++++ Data section

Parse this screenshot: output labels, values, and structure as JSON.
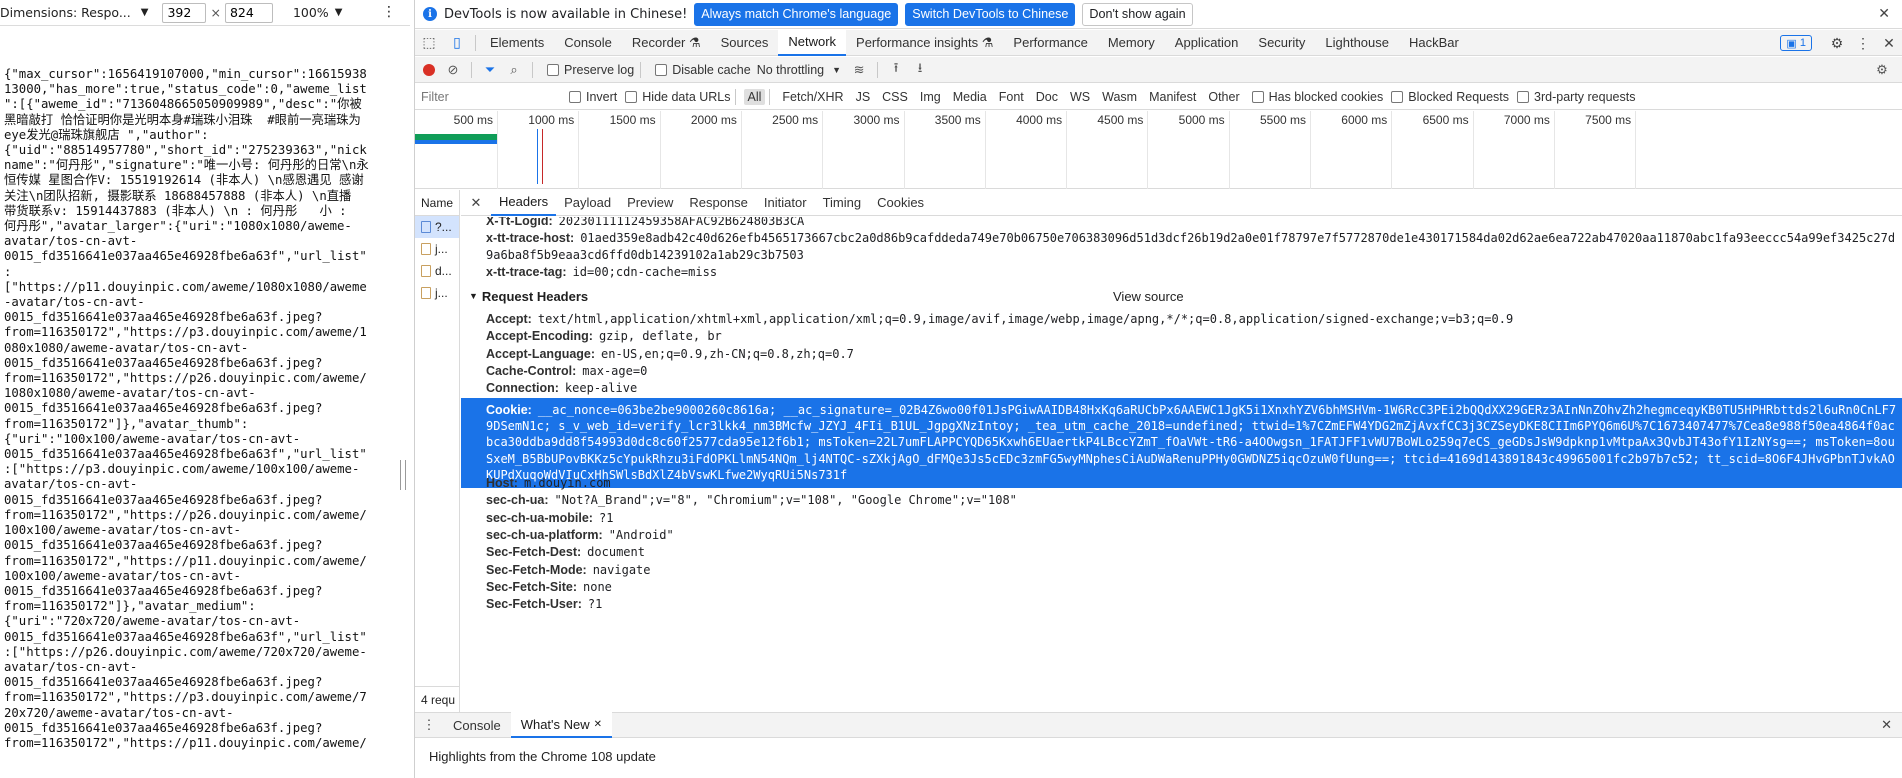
{
  "device_toolbar": {
    "dimensions_label": "Dimensions: Respo...",
    "width_value": "392",
    "height_value": "824",
    "times": "×",
    "zoom": "100%"
  },
  "page_json_lines": [
    "{\"max_cursor\":1656419107000,\"min_cursor\":16615938",
    "13000,\"has_more\":true,\"status_code\":0,\"aweme_list",
    "\":[{\"aweme_id\":\"7136048665050909989\",\"desc\":\"你被",
    "黑暗敲打 恰恰证明你是光明本身#瑞珠小泪珠  #眼前一亮瑞珠为",
    "eye发光@瑞珠旗舰店 \",\"author\":",
    "{\"uid\":\"88514957780\",\"short_id\":\"275239363\",\"nick",
    "name\":\"何丹彤\",\"signature\":\"唯一小号: 何丹彤的日常\\n永",
    "恒传媒 星图合作V: 15519192614 (非本人) \\n感恩遇见 感谢",
    "关注\\n团队招新, 摄影联系 18688457888 (非本人) \\n直播",
    "带货联系v: 15914437883 (非本人) \\n : 何丹彤   小 :",
    "何丹彤\",\"avatar_larger\":{\"uri\":\"1080x1080/aweme-",
    "avatar/tos-cn-avt-",
    "0015_fd3516641e037aa465e46928fbe6a63f\",\"url_list\"",
    ":",
    "[\"https://p11.douyinpic.com/aweme/1080x1080/aweme",
    "-avatar/tos-cn-avt-",
    "0015_fd3516641e037aa465e46928fbe6a63f.jpeg?",
    "from=116350172\",\"https://p3.douyinpic.com/aweme/1",
    "080x1080/aweme-avatar/tos-cn-avt-",
    "0015_fd3516641e037aa465e46928fbe6a63f.jpeg?",
    "from=116350172\",\"https://p26.douyinpic.com/aweme/",
    "1080x1080/aweme-avatar/tos-cn-avt-",
    "0015_fd3516641e037aa465e46928fbe6a63f.jpeg?",
    "from=116350172\"]},\"avatar_thumb\":",
    "{\"uri\":\"100x100/aweme-avatar/tos-cn-avt-",
    "0015_fd3516641e037aa465e46928fbe6a63f\",\"url_list\"",
    ":[\"https://p3.douyinpic.com/aweme/100x100/aweme-",
    "avatar/tos-cn-avt-",
    "0015_fd3516641e037aa465e46928fbe6a63f.jpeg?",
    "from=116350172\",\"https://p26.douyinpic.com/aweme/",
    "100x100/aweme-avatar/tos-cn-avt-",
    "0015_fd3516641e037aa465e46928fbe6a63f.jpeg?",
    "from=116350172\",\"https://p11.douyinpic.com/aweme/",
    "100x100/aweme-avatar/tos-cn-avt-",
    "0015_fd3516641e037aa465e46928fbe6a63f.jpeg?",
    "from=116350172\"]},\"avatar_medium\":",
    "{\"uri\":\"720x720/aweme-avatar/tos-cn-avt-",
    "0015_fd3516641e037aa465e46928fbe6a63f\",\"url_list\"",
    ":[\"https://p26.douyinpic.com/aweme/720x720/aweme-",
    "avatar/tos-cn-avt-",
    "0015_fd3516641e037aa465e46928fbe6a63f.jpeg?",
    "from=116350172\",\"https://p3.douyinpic.com/aweme/7",
    "20x720/aweme-avatar/tos-cn-avt-",
    "0015_fd3516641e037aa465e46928fbe6a63f.jpeg?",
    "from=116350172\",\"https://p11.douyinpic.com/aweme/"
  ],
  "info_bar": {
    "message": "DevTools is now available in Chinese!",
    "match_button": "Always match Chrome's language",
    "switch_button": "Switch DevTools to Chinese",
    "dismiss_button": "Don't show again"
  },
  "tabs": [
    "Elements",
    "Console",
    "Recorder ⚗",
    "Sources",
    "Network",
    "Performance insights ⚗",
    "Performance",
    "Memory",
    "Application",
    "Security",
    "Lighthouse",
    "HackBar"
  ],
  "active_tab": "Network",
  "issues_count": "1",
  "network_toolbar": {
    "preserve_log": "Preserve log",
    "disable_cache": "Disable cache",
    "throttling": "No throttling"
  },
  "filter_bar": {
    "placeholder": "Filter",
    "invert": "Invert",
    "hide_data_urls": "Hide data URLs",
    "types": [
      "All",
      "Fetch/XHR",
      "JS",
      "CSS",
      "Img",
      "Media",
      "Font",
      "Doc",
      "WS",
      "Wasm",
      "Manifest",
      "Other"
    ],
    "active_type": "All",
    "has_blocked_cookies": "Has blocked cookies",
    "blocked_requests": "Blocked Requests",
    "third_party": "3rd-party requests"
  },
  "timeline_ticks": [
    "500 ms",
    "1000 ms",
    "1500 ms",
    "2000 ms",
    "2500 ms",
    "3000 ms",
    "3500 ms",
    "4000 ms",
    "4500 ms",
    "5000 ms",
    "5500 ms",
    "6000 ms",
    "6500 ms",
    "7000 ms",
    "7500 ms"
  ],
  "requests": {
    "header": "Name",
    "rows": [
      "?...",
      "j...",
      "d...",
      "j..."
    ],
    "footer": "4 requ"
  },
  "detail_tabs": [
    "Headers",
    "Payload",
    "Preview",
    "Response",
    "Initiator",
    "Timing",
    "Cookies"
  ],
  "active_detail_tab": "Headers",
  "response_headers_partial": [
    {
      "name": "X-Tt-Logid:",
      "value": "20230111112459358AFAC92B624803B3CA"
    },
    {
      "name": "x-tt-trace-host:",
      "value": "01aed359e8adb42c40d626efb4565173667cbc2a0d86b9cafddeda749e70b06750e706383096d51d3dcf26b19d2a0e01f78797e7f5772870de1e430171584da02d62ae6ea722ab47020aa11870abc1fa93eeccc54a99ef3425c27d"
    },
    {
      "name": "",
      "value": "9a6ba8f5b9eaa3cd6ffd0db14239102a1ab29c3b7503"
    },
    {
      "name": "x-tt-trace-tag:",
      "value": "id=00;cdn-cache=miss"
    }
  ],
  "request_headers_title": "Request Headers",
  "view_source": "View source",
  "request_headers_top": [
    {
      "name": "Accept:",
      "value": "text/html,application/xhtml+xml,application/xml;q=0.9,image/avif,image/webp,image/apng,*/*;q=0.8,application/signed-exchange;v=b3;q=0.9"
    },
    {
      "name": "Accept-Encoding:",
      "value": "gzip, deflate, br"
    },
    {
      "name": "Accept-Language:",
      "value": "en-US,en;q=0.9,zh-CN;q=0.8,zh;q=0.7"
    },
    {
      "name": "Cache-Control:",
      "value": "max-age=0"
    },
    {
      "name": "Connection:",
      "value": "keep-alive"
    }
  ],
  "cookie": {
    "name": "Cookie:",
    "value": "__ac_nonce=063be2be9000260c8616a; __ac_signature=_02B4Z6wo00f01JsPGiwAAIDB48HxKq6aRUCbPx6AAEWC1JgK5i1XnxhYZV6bhMSHVm-1W6RcC3PEi2bQQdXX29GERz3AInNnZOhvZh2hegmceqyKB0TU5HPHRbttds2l6uRn0CnLF79DSemN1c; s_v_web_id=verify_lcr3lkk4_nm3BMcfw_JZYJ_4FIi_B1UL_JgpgXNzIntoy; _tea_utm_cache_2018=undefined; ttwid=1%7CZmEFW4YDG2mZjAvxfCC3j3CZSeyDKE8CIIm6PYQ6m6U%7C1673407477%7Cea8e988f50ea4864f0acbca30ddba9dd8f54993d0dc8c60f2577cda95e12f6b1; msToken=22L7umFLAPPCYQD65Kxwh6EUaertkP4LBccYZmT_fOaVWt-tR6-a4OOwgsn_1FATJFF1vWU7BoWLo259q7eCS_geGDsJsW9dpknp1vMtpaAx3QvbJT43ofY1IzNYsg==; msToken=8ouSxeM_B5BbUPovBKKz5cYpukRhzu3iFdOPKLlmN54NQm_lj4NTQC-sZXkjAgO_dFMQe3Js5cEDc3zmFG5wyMNphesCiAuDWaRenuPPHy0GWDNZ5iqcOzuW0fUung==; ttcid=4169d143891843c49965001fc2b97b7c52; tt_scid=8O6F4JHvGPbnTJvkAOKUPdXuqoWdVIuCxHhSWlsBdXlZ4bVswKLfwe2WyqRUi5Ns731f"
  },
  "request_headers_bottom": [
    {
      "name": "Host:",
      "value": "m.douyin.com"
    },
    {
      "name": "sec-ch-ua:",
      "value": "\"Not?A_Brand\";v=\"8\", \"Chromium\";v=\"108\", \"Google Chrome\";v=\"108\""
    },
    {
      "name": "sec-ch-ua-mobile:",
      "value": "?1"
    },
    {
      "name": "sec-ch-ua-platform:",
      "value": "\"Android\""
    },
    {
      "name": "Sec-Fetch-Dest:",
      "value": "document"
    },
    {
      "name": "Sec-Fetch-Mode:",
      "value": "navigate"
    },
    {
      "name": "Sec-Fetch-Site:",
      "value": "none"
    },
    {
      "name": "Sec-Fetch-User:",
      "value": "?1"
    }
  ],
  "drawer": {
    "tabs": [
      "Console",
      "What's New"
    ],
    "active": "What's New",
    "body": "Highlights from the Chrome 108 update"
  },
  "colors": {
    "accent": "#1a73e8",
    "record": "#d93025",
    "selection": "#1a73e8"
  }
}
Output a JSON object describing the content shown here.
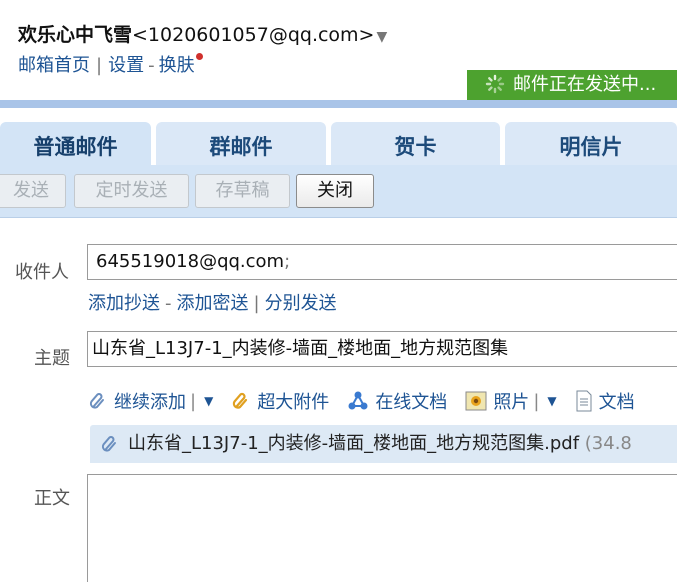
{
  "header": {
    "user_name": "欢乐心中飞雪",
    "user_email": "<1020601057@qq.com>",
    "caret": "▼",
    "link_home": "邮箱首页",
    "link_settings": "设置",
    "link_skin": "换肤",
    "sending_status": "邮件正在发送中..."
  },
  "tabs": [
    {
      "label": "普通邮件",
      "active": true
    },
    {
      "label": "群邮件",
      "active": false
    },
    {
      "label": "贺卡",
      "active": false
    },
    {
      "label": "明信片",
      "active": false
    }
  ],
  "toolbar": {
    "send": "发送",
    "scheduled_send": "定时发送",
    "save_draft": "存草稿",
    "close": "关闭"
  },
  "form": {
    "recipient_label": "收件人",
    "recipient_value": "645519018@qq.com",
    "recipient_sep": ";",
    "add_cc": "添加抄送",
    "add_bcc": "添加密送",
    "separate_send": "分别发送",
    "subject_label": "主题",
    "subject_value": "山东省_L13J7-1_内装修-墙面_楼地面_地方规范图集",
    "body_label": "正文"
  },
  "attachments": {
    "continue_add": "继续添加",
    "large_attachment": "超大附件",
    "online_doc": "在线文档",
    "photo": "照片",
    "document": "文档",
    "file_name": "山东省_L13J7-1_内装修-墙面_楼地面_地方规范图集.pdf",
    "file_size": "(34.8"
  },
  "colors": {
    "sending_green": "#4da22f",
    "tab_bg": "#dbe8f7",
    "link_blue": "#1e5494"
  }
}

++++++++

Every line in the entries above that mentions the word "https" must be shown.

    "[\"https://p11.douyinpic.com/aweme/1080x1080/aweme",
    "from=116350172\",\"https://p3.douyinpic.com/aweme/1",
    "from=116350172\",\"https://p26.douyinpic.com/aweme/",
    ":[\"https://p3.douyinpic.com/aweme/100x100/aweme-",
    "from=116350172\",\"https://p26.douyinpic.com/aweme/",
    "from=116350172\",\"https://p11.douyinpic.com/aweme/",
    ":[\"https://p26.douyinpic.com/aweme/720x720/aweme-",
    "from=116350172\",\"https://p3.douyinpic.com/aweme/7",
    "from=116350172\",\"https://p11.douyinpic.com/aweme/"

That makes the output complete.